→ **What is required**:
For every entry below, give it back exactly and leave out any image.

→ **Supplied records**:

..............................

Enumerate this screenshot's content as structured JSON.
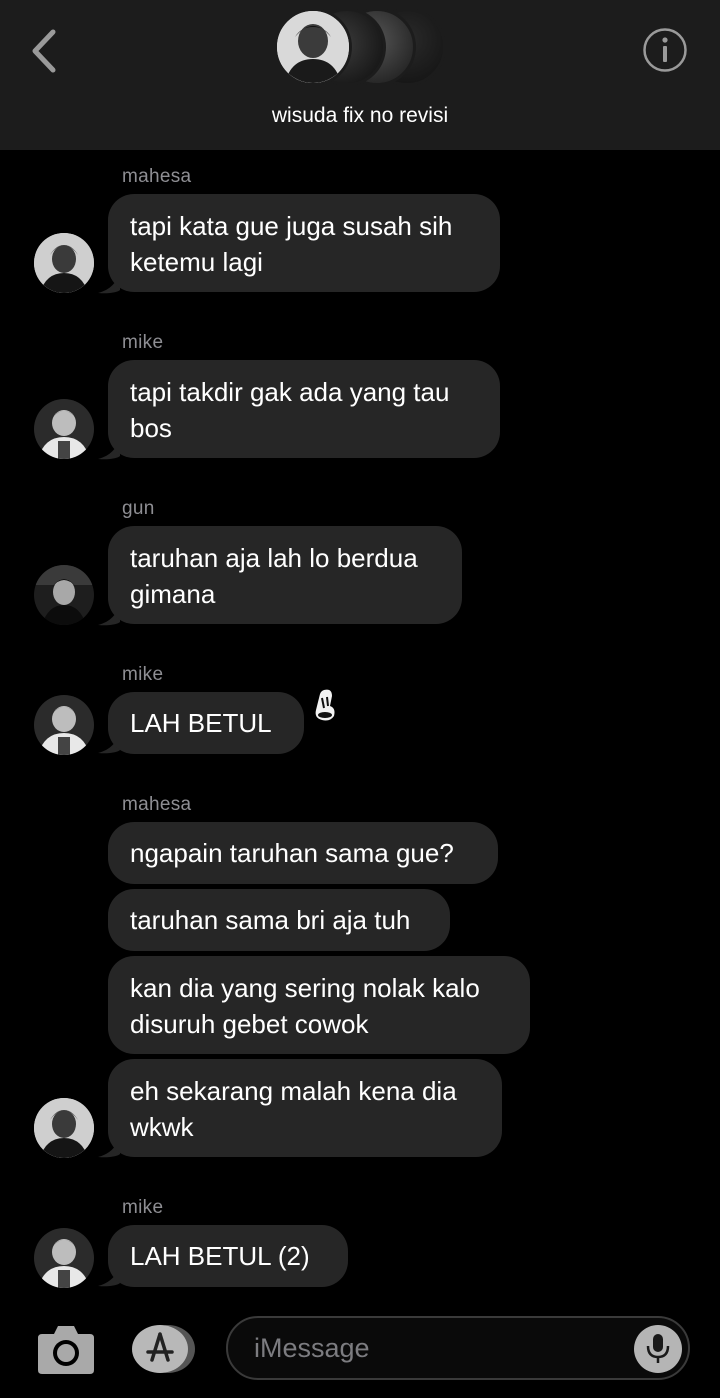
{
  "header": {
    "title": "wisuda fix no revisi",
    "back_icon": "chevron-left-icon",
    "info_icon": "info-icon",
    "group_avatar_count": 4
  },
  "messages": [
    {
      "sender": "mahesa",
      "bubbles": [
        "tapi kata gue juga susah sih\nketemu lagi"
      ]
    },
    {
      "sender": "mike",
      "bubbles": [
        "tapi takdir gak ada yang tau\nbos"
      ]
    },
    {
      "sender": "gun",
      "bubbles": [
        "taruhan aja lah lo berdua\ngimana"
      ]
    },
    {
      "sender": "mike",
      "bubbles": [
        "LAH BETUL"
      ],
      "reaction_icon": "emoji-sticker-icon"
    },
    {
      "sender": "mahesa",
      "bubbles": [
        "ngapain taruhan sama gue?",
        "taruhan sama bri aja tuh",
        "kan dia yang sering nolak kalo\ndisuruh gebet cowok",
        "eh sekarang malah kena dia\nwkwk"
      ]
    },
    {
      "sender": "mike",
      "bubbles": [
        "LAH BETUL (2)"
      ]
    }
  ],
  "composer": {
    "placeholder": "iMessage",
    "camera_icon": "camera-icon",
    "apps_icon": "app-store-icon",
    "mic_icon": "microphone-icon"
  },
  "colors": {
    "background": "#000000",
    "header_bg": "#1c1c1c",
    "bubble_bg": "#262626",
    "sender_text": "#8e8e93"
  }
}
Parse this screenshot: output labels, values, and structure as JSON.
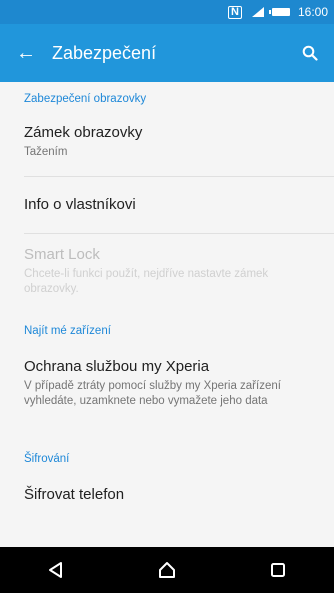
{
  "status_bar": {
    "time": "16:00"
  },
  "app_bar": {
    "title": "Zabezpečení"
  },
  "sections": {
    "screen": "Zabezpečení obrazovky",
    "find": "Najít mé zařízení",
    "encryption": "Šifrování"
  },
  "items": {
    "screen_lock": {
      "title": "Zámek obrazovky",
      "subtitle": "Tažením"
    },
    "owner_info": {
      "title": "Info o vlastníkovi"
    },
    "smart_lock": {
      "title": "Smart Lock",
      "subtitle": "Chcete-li funkci použít, nejdříve nastavte zámek obrazovky."
    },
    "my_xperia": {
      "title": "Ochrana službou my Xperia",
      "subtitle": "V případě ztráty pomocí služby my Xperia zařízení vyhledáte, uzamknete nebo vymažete jeho data"
    },
    "encrypt_phone": {
      "title": "Šifrovat telefon"
    }
  },
  "colors": {
    "status_bar": "#1e88cf",
    "app_bar": "#2196db",
    "section_header": "#1e88d8"
  },
  "icons": [
    "nfc-icon",
    "signal-icon",
    "battery-icon",
    "back-arrow-icon",
    "search-icon",
    "nav-back-icon",
    "nav-home-icon",
    "nav-recents-icon"
  ]
}
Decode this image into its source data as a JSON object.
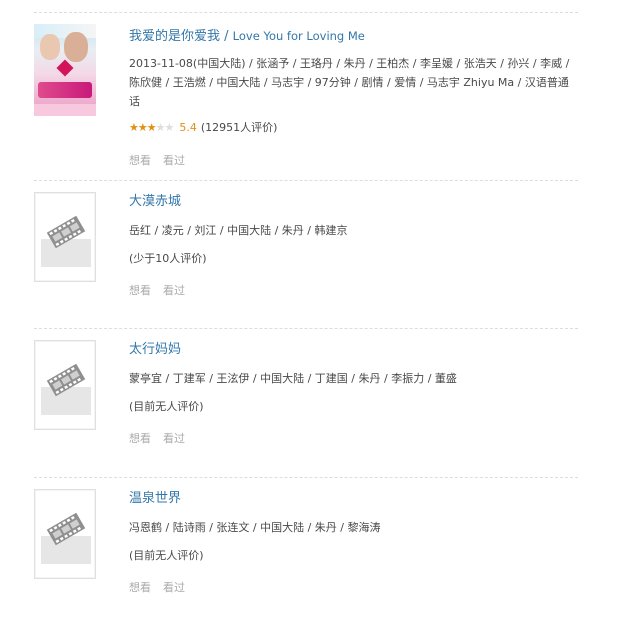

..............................

→ **Output of the task**:
Enumerate this screenshot's content as structured JSON.
{
  "header": {
    "title": "wisuda fix no revisi",
    "back_icon": "chevron-left-icon",
    "info_icon": "info-icon",
    "group_avatar_count": 4
  },
  "messages": [
    {
      "sender": "mahesa",
      "bubbles": [
        "tapi kata gue juga susah sih\nketemu lagi"
      ]
    },
    {
      "sender": "mike",
      "bubbles": [
        "tapi takdir gak ada yang tau\nbos"
      ]
    },
    {
      "sender": "gun",
      "bubbles": [
        "taruhan aja lah lo berdua\ngimana"
      ]
    },
    {
      "sender": "mike",
      "bubbles": [
        "LAH BETUL"
      ],
      "reaction_icon": "emoji-sticker-icon"
    },
    {
      "sender": "mahesa",
      "bubbles": [
        "ngapain taruhan sama gue?",
        "taruhan sama bri aja tuh",
        "kan dia yang sering nolak kalo\ndisuruh gebet cowok",
        "eh sekarang malah kena dia\nwkwk"
      ]
    },
    {
      "sender": "mike",
      "bubbles": [
        "LAH BETUL (2)"
      ]
    }
  ],
  "composer": {
    "placeholder": "iMessage",
    "camera_icon": "camera-icon",
    "apps_icon": "app-store-icon",
    "mic_icon": "microphone-icon"
  },
  "colors": {
    "background": "#000000",
    "header_bg": "#1c1c1c",
    "bubble_bg": "#262626",
    "sender_text": "#8e8e93"
  }
}
Parse this screenshot: output labels, values, and structure as JSON.
{
  "status_bar": {
    "time": "16:00"
  },
  "app_bar": {
    "title": "Zabezpečení"
  },
  "sections": {
    "screen": "Zabezpečení obrazovky",
    "find": "Najít mé zařízení",
    "encryption": "Šifrování"
  },
  "items": {
    "screen_lock": {
      "title": "Zámek obrazovky",
      "subtitle": "Tažením"
    },
    "owner_info": {
      "title": "Info o vlastníkovi"
    },
    "smart_lock": {
      "title": "Smart Lock",
      "subtitle": "Chcete-li funkci použít, nejdříve nastavte zámek obrazovky."
    },
    "my_xperia": {
      "title": "Ochrana službou my Xperia",
      "subtitle": "V případě ztráty pomocí služby my Xperia zařízení vyhledáte, uzamknete nebo vymažete jeho data"
    },
    "encrypt_phone": {
      "title": "Šifrovat telefon"
    }
  },
  "colors": {
    "status_bar": "#1e88cf",
    "app_bar": "#2196db",
    "section_header": "#1e88d8"
  },
  "icons": [
    "nfc-icon",
    "signal-icon",
    "battery-icon",
    "back-arrow-icon",
    "search-icon",
    "nav-back-icon",
    "nav-home-icon",
    "nav-recents-icon"
  ]
}
Decode this image into its source data as a JSON object.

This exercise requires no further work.